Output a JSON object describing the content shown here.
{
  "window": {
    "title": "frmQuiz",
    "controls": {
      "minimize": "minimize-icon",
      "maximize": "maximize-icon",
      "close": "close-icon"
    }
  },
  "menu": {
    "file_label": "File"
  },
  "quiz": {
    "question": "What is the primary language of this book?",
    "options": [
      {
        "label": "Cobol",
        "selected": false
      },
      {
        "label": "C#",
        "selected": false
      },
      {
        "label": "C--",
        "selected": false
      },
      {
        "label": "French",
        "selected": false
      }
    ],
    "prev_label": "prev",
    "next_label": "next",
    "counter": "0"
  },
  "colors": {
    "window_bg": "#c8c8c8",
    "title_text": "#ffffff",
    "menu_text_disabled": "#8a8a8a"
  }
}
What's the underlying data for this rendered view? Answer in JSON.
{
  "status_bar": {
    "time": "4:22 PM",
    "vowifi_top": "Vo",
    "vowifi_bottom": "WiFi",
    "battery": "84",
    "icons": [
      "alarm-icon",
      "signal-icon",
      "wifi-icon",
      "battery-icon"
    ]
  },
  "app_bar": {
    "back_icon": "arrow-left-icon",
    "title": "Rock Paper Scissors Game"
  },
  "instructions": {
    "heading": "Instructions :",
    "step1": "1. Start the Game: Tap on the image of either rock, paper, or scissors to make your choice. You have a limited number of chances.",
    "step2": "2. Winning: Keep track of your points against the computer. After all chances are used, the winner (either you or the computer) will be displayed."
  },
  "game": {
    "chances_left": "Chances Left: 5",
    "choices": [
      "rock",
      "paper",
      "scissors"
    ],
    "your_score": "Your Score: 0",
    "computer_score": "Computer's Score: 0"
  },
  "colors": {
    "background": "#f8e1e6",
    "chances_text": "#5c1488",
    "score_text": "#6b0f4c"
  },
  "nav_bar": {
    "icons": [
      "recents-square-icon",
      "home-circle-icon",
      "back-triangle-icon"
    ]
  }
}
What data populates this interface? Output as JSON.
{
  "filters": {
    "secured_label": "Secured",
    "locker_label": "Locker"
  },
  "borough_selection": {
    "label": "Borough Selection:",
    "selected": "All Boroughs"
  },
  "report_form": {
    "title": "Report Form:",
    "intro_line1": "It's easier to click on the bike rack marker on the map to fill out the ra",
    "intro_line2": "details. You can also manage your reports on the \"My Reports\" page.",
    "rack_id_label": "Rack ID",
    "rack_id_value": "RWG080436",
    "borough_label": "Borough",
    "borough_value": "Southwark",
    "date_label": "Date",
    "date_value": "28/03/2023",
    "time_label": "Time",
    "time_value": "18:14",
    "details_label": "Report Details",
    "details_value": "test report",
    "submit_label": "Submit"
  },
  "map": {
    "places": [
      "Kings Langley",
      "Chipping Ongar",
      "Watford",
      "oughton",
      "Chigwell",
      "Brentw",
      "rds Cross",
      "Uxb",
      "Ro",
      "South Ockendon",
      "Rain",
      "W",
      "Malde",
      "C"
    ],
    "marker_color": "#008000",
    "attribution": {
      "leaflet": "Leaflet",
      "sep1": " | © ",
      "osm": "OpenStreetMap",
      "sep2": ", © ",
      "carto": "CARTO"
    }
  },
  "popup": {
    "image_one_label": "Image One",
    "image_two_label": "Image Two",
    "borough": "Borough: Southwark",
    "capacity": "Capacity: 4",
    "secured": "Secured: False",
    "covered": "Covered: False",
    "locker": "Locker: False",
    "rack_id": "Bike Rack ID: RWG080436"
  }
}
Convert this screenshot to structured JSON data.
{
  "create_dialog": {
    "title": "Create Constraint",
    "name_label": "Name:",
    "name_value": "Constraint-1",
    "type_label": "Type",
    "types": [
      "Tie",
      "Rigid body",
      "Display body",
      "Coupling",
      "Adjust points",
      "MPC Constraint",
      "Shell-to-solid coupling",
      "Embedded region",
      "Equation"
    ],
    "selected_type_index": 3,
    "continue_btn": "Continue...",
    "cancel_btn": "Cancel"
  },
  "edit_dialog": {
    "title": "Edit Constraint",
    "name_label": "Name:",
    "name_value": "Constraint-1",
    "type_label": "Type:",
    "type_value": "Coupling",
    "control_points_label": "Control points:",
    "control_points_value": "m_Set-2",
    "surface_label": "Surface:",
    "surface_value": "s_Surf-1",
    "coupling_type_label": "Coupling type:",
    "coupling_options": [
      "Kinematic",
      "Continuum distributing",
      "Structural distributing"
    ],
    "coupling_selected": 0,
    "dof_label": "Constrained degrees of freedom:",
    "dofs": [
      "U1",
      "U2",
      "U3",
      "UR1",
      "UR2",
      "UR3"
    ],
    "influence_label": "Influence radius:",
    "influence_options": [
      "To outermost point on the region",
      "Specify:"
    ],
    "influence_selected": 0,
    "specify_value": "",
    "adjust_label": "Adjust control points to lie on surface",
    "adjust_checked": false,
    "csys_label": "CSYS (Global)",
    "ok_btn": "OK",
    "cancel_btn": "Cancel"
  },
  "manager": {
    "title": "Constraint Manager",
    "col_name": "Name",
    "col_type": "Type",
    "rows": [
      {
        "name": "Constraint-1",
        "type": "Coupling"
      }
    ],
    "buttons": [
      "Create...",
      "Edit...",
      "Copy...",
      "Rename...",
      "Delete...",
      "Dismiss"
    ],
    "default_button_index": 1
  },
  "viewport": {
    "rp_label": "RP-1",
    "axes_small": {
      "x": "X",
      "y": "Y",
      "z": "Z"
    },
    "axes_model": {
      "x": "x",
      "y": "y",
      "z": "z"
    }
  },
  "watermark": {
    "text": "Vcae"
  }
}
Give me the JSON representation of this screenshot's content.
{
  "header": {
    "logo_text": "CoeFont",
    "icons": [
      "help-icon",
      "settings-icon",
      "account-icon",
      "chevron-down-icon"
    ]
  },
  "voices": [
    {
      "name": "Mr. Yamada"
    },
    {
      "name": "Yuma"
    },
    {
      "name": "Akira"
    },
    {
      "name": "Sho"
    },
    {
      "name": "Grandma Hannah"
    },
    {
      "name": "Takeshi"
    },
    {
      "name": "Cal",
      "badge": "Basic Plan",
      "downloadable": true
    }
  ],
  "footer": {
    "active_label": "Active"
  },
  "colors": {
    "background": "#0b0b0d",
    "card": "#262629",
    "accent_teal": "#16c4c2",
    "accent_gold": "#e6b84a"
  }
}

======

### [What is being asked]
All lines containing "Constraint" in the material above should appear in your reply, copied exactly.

### [Response to the task]
    "title": "Create Constraint",
    "name_value": "Constraint-1",
      "MPC Constraint",
    "title": "Edit Constraint",
    "name_value": "Constraint-1",
    "title": "Constraint Manager",
        "name": "Constraint-1",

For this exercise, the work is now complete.